Everyone’s internet usage patterns are different, and it’s hard to tell you how much you need without taking lots of things into account. So you have 3 options:

1: Track your data usage over time. This is the most accurate way to tell what you are really using, especially if you are looking at several months of data use. I recommend at least 3. Check with your service provider to see if your records are available.

2: Need internet now, and don’t have time to compile the numbers? You can try to estimate what you use. This is going to mean some research and some generous estimations. How much time do you spend streaming videos? No really, how much? How much time on online games? How much time on social media? Keep in mind this is a daily average, and this is for everyone in your family, not just you. So unless you are keeping a close eye on everyone, chances are that you don’t really know.

3: Just find a provider that doesn’t cap data. This is what I would do—and I bet you know which company I would choose, don’t you? (You don’t? Easy Internet Now, of course!) But here’s why:
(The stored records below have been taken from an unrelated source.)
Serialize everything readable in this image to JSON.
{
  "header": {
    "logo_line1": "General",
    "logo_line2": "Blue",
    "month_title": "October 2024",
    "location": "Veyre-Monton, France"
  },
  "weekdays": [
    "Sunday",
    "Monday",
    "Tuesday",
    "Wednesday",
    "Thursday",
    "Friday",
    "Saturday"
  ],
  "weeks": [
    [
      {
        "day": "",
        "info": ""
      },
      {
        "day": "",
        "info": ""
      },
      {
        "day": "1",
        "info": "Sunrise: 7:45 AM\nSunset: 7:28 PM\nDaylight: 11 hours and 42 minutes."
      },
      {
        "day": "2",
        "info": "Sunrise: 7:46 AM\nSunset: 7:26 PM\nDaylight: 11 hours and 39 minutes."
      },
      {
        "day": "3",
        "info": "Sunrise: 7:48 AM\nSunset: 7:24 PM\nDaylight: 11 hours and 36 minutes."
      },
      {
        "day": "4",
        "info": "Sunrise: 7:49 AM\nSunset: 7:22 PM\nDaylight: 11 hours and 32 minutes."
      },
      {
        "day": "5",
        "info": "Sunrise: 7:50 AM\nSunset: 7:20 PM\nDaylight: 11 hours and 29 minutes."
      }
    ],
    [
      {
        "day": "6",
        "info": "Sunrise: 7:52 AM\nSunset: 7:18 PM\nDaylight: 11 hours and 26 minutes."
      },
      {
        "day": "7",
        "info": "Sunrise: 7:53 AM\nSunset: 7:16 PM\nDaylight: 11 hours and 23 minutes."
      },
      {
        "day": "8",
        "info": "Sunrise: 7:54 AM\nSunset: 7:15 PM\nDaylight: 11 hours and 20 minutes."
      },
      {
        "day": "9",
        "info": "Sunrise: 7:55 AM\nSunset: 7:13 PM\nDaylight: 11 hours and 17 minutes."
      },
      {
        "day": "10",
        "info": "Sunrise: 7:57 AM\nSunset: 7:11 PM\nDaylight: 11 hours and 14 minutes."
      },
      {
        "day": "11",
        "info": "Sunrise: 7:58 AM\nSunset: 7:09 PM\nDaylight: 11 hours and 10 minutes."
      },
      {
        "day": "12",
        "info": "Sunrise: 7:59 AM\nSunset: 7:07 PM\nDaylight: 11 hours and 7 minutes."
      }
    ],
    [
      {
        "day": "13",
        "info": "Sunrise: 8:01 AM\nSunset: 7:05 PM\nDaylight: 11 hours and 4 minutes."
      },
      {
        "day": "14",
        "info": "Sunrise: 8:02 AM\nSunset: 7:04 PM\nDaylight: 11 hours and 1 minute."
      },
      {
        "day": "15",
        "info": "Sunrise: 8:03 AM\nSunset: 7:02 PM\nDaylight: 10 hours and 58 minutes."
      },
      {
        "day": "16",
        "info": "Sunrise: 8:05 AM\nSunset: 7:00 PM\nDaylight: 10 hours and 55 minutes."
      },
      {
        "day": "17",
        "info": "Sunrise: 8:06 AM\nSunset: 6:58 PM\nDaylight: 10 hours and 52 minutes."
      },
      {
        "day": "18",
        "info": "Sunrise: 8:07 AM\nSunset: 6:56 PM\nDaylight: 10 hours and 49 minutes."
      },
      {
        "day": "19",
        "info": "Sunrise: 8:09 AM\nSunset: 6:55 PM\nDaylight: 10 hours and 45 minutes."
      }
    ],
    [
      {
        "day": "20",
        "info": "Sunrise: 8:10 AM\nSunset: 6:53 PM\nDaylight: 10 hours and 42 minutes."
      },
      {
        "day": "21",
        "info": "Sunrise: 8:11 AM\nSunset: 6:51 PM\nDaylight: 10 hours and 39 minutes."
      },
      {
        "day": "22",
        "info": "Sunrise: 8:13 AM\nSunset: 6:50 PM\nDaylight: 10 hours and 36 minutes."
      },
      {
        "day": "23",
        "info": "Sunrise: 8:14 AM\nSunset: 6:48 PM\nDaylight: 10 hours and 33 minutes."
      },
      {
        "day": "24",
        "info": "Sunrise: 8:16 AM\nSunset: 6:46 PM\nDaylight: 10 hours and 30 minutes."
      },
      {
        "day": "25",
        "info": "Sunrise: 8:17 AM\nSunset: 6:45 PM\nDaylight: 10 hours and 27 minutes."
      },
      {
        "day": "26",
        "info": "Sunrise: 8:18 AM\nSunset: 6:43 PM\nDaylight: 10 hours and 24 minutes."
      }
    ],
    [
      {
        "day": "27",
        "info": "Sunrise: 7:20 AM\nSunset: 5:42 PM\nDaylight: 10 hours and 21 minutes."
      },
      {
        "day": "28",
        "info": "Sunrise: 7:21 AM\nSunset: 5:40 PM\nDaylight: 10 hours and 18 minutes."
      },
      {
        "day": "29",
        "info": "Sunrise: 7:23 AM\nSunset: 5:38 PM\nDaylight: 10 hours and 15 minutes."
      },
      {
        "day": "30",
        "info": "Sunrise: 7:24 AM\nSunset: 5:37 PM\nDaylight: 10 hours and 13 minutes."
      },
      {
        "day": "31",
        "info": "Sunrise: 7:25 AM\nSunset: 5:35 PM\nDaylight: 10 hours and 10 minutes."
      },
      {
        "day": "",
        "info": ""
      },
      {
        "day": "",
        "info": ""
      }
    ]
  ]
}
  • Easy Internet Now has low prices. Think you have to pay a bunch to get a fast, reliable, unlimited connection? Nope.
  • You get a free modem. Say what now? I like free. Free is good.
  • In the internet age, this shouldn’t have to be difficult. Easy Internet Now is easy to contact, easy to set up service with, easy to get support from. It’s part of the name for a reason.
  • AND NO DATA CAPS! The only caps are when I use CAPS LOCK (HIGH FIVE FOR THE AWESOME JOKE! Come on, don’t leave me hanging!)
  • Easy Internet Now uses the same network as AT&T. This is because we buy wholesale and re-sell, but without a lot of the strings and unpleasantness of a larger company. We’re proud to be a middleman!
  • You don’t need a contract or a credit check. This is a prepaid setup. Services for payment. Easy peasy.

Cox service area that will get the data cap (the names in bold are areas also served by Easy Internet Now:

  • Arizona
  • Arkansas
  • Cleveland, OH
  • Connecticut
  • Florida
  • Georgia
  • Iowa
  • Kansas
  • Las Vegas
  • Louisiana
  • Oklahoma
  • Omaha, NE
  • Sun Valley, ID

AT&T and Easy Internet Now service area:

  • Alabama
    Map showing service area for Easy Internet Now

    Easy Internet Now service coverage

  • Arkansas
  • California
  • Florida
  • Georgia
  • Illinois
  • Indiana
  • Kansas
  • Kentucky
  • Louisiana
  • Michigan
  • Michigan
  • Mississippi
  • Missouri
  • Nevada
  • North Carolina
  • Ohio
  • Oklahoma
  • South Carolina
  • Tennessee
  • Texas
  • Wisconsin

So by now, I hope you know that if you are getting a data cap, there’s no need to panic. Just assess your internet needs, and if you need to switch, there are options. Option. There is one option. No more. (Easy Internet Now, I mean).